Brazil oil exports reach record in Q1Valor International
Brazilian oil exports surpassed this year the 1 million barrels per day threshold in a month for the first time since December 2010, when they had totaled 1.27 million b/d. According to data from the National Petroleum Agency (ANP), between January and March crude exports reached the highest quarterly average in history: 1.23 million barrels per day, rising 56% year-over-year.
In February, 1.55 million barrels of crude oil were exported per day, the highest monthly average on the ANP's record, which began in 2000.
Helder Queiroz, a researcher at the Federal University of Rio de Janeiro (UFRJ) and former ANP director, said two facts can explain the jump in Brazilian exports. The first is the recession, which means Petrobras processes less oil at Brazilian refineries, reflecting the declining domestic demand. According to the ANP, the country's fuel market contracted 4.5% in 2016. The second is that the state-owned company may be importing oil products at attractive prices to sell in the local market with a premium, which boosts the availability of crude for exports.
This month, the company's refining and gas officer, Jorge Celestino, had already said that the increase in oil exports was a structural move. "Petrobras has increasingly become a net oil exporter."
Petrobras accounts for 46% of Brazilian oil exports. Most of the shipments are carried out mainly by multinationals — Shell, Statoil, Petrogal and Chevron are some of the companies that are authorized by the ANP to export their production.

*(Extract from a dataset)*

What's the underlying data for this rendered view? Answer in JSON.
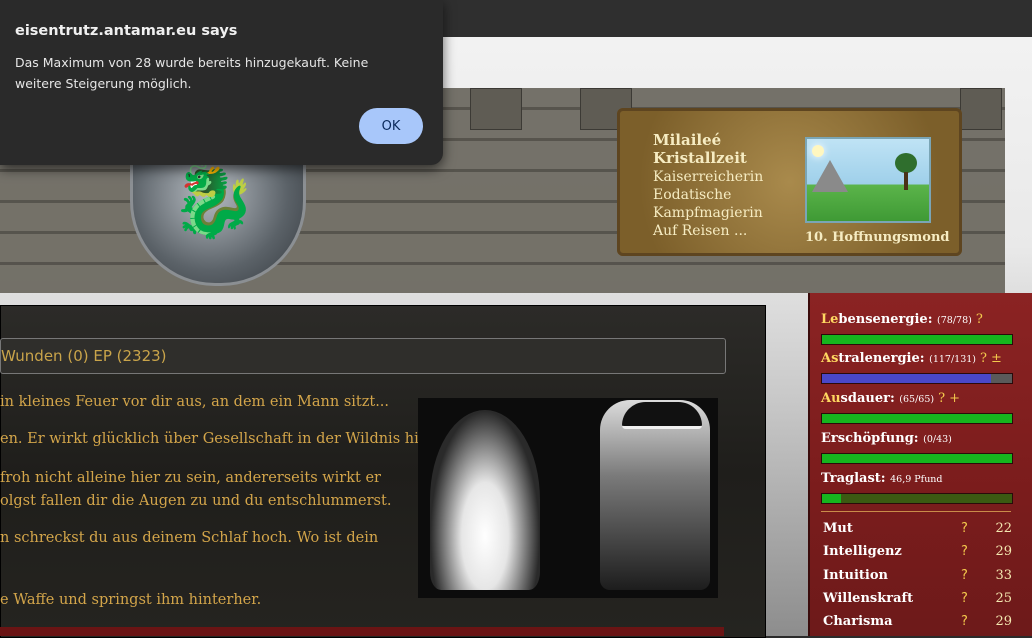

In the first quarter, Petrobras exported 609,000 barrels of oil per day, almost twice as much as in the same period in 2016. In the same comparison, the oil giant’s net exports almost quintupled, to 516,000 b/d from 108,000 b/d.
On Wednesday, Petrobras executive manager for marketing and trade, Guilherme França, said the company expects to increase its average of crude exports by 30% this year, to 503,000 b/d. For 2021, Petrobras’s target is to reach 742,000 b/d in shipments abroad.
Present at the Argus event, Shell's vice president for marketing and supply of crude oil, Mike Muller, said he also thinks Brazil is on a "significant" growth trajectory in oil exports and has become key for the global market, outside of OPEC.
"Brazil is on a growth path, the pre-salt is very competitive, because the Santos Basin has been blessed by nature. Geology is not everything, but it is a starting point when considering the production cost," Mr. Muller said.
José Mauro Coelho, director for oil and gas at state-run Energy Research Company (EPE), expects Brazilian production to reach 5 million b/d by 2026, which makes room for the country to export between 1.5 million b/d and 2 million b/d.
Considering Brazil's gross crude oil export average in the first quarter and total export sales by major exporters in 2015 (most recent available data), Brazil would rank 12th, behind Norway.
In an article published on blog Infopetro, Mr. Queiroz says “Brazil is still a crude oil importer given the features of its refining park and the resulting necessity of processing a mix of light and heavy oil. However, since the processed load has been declining, net exports have been showing very significant volumes and an exporting position that it’s consolidating little by little in the international market.”